> Recorded information
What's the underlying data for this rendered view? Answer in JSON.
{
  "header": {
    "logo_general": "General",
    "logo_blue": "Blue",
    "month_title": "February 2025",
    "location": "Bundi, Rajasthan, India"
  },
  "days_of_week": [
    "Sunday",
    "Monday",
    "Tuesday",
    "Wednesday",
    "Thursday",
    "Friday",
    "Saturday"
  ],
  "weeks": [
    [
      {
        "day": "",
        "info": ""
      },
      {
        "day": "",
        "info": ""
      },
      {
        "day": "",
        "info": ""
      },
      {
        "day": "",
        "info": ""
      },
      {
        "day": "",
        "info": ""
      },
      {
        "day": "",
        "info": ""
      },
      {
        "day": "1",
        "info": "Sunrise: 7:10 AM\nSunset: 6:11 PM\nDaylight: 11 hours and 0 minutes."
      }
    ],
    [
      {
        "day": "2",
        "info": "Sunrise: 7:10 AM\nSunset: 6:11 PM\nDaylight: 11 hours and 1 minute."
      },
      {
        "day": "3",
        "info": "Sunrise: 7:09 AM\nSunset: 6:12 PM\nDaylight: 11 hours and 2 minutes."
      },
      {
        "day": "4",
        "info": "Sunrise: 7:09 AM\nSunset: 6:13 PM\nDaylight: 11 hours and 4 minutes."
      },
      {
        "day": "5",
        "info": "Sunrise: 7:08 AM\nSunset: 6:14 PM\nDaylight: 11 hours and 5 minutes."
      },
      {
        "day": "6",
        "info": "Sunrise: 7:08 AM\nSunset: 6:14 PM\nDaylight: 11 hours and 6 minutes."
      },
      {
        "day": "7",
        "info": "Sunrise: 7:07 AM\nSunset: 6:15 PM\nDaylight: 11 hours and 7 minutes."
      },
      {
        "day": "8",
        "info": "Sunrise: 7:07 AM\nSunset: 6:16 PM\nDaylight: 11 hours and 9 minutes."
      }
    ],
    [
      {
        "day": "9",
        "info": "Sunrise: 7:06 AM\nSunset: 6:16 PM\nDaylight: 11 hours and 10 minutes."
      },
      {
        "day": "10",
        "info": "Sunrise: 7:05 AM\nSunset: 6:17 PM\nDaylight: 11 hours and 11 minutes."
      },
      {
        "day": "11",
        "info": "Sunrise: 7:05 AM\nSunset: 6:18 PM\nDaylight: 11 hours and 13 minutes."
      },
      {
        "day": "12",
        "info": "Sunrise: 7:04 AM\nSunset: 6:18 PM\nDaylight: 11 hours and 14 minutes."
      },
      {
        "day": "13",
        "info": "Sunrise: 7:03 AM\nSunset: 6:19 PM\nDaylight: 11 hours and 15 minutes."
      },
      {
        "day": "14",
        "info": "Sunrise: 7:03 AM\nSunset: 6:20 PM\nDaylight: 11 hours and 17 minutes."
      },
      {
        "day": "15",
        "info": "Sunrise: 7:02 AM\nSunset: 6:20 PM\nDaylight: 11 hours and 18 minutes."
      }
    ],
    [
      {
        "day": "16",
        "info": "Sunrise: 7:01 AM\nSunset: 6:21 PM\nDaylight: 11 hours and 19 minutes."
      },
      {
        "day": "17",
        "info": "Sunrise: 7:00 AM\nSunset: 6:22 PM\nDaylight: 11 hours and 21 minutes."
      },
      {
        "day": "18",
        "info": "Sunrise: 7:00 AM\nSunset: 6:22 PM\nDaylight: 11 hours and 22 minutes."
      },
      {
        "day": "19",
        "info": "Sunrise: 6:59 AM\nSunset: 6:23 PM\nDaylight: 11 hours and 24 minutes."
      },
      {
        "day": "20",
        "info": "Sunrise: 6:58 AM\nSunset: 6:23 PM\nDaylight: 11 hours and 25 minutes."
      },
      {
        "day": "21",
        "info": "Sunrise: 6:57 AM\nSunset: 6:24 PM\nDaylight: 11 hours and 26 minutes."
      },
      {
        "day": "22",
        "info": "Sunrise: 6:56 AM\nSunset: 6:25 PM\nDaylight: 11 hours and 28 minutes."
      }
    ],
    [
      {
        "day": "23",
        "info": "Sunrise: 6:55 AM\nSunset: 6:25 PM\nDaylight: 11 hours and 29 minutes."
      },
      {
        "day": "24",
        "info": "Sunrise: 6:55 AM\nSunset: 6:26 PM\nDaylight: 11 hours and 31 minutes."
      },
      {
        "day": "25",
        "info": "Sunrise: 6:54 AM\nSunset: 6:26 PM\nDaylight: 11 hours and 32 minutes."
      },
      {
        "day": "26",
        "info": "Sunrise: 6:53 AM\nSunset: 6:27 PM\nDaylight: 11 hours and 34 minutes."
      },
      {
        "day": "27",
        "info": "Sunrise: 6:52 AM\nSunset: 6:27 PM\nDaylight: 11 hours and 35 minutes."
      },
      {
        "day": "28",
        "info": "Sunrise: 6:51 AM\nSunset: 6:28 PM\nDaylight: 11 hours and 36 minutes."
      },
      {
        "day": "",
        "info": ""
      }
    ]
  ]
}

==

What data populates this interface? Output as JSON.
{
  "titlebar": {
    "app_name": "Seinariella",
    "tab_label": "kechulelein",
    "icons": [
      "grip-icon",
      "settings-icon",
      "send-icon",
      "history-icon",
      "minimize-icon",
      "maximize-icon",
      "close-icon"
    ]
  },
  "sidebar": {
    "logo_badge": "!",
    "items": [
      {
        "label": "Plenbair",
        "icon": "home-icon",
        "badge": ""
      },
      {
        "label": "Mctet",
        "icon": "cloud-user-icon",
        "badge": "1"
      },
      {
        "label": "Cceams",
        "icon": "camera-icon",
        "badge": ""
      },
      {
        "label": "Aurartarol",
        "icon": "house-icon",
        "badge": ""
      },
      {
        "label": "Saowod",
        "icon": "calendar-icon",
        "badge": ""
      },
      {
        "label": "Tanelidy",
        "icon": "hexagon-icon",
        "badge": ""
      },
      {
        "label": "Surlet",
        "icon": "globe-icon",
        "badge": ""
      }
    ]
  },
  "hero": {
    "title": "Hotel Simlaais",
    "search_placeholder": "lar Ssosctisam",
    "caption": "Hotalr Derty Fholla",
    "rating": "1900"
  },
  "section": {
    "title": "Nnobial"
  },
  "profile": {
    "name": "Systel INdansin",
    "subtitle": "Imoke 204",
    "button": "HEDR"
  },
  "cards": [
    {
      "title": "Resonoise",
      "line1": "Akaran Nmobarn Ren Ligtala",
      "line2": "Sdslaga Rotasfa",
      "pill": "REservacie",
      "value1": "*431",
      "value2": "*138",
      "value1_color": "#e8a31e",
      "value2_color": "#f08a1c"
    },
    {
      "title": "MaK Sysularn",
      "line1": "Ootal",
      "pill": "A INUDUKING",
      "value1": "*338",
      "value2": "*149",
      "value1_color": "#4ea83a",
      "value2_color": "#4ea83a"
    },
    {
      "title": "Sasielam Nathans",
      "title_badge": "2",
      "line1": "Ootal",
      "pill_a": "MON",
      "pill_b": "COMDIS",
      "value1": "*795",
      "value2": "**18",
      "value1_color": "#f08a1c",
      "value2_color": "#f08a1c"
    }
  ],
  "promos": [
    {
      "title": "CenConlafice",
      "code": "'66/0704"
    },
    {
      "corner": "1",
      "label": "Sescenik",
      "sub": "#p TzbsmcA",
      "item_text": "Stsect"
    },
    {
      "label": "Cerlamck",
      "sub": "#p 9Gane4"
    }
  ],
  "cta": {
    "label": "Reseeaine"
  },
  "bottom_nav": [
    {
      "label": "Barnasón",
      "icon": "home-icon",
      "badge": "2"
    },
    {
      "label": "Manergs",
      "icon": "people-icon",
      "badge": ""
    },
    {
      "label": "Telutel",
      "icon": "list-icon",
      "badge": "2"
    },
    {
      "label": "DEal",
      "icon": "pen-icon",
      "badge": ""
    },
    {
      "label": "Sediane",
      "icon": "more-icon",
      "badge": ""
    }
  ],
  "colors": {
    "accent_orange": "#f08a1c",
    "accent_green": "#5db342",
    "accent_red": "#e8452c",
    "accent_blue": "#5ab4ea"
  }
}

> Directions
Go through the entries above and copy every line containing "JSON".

> Expected answer
What's the underlying data for this rendered view? Answer in JSON.
What data populates this interface? Output as JSON.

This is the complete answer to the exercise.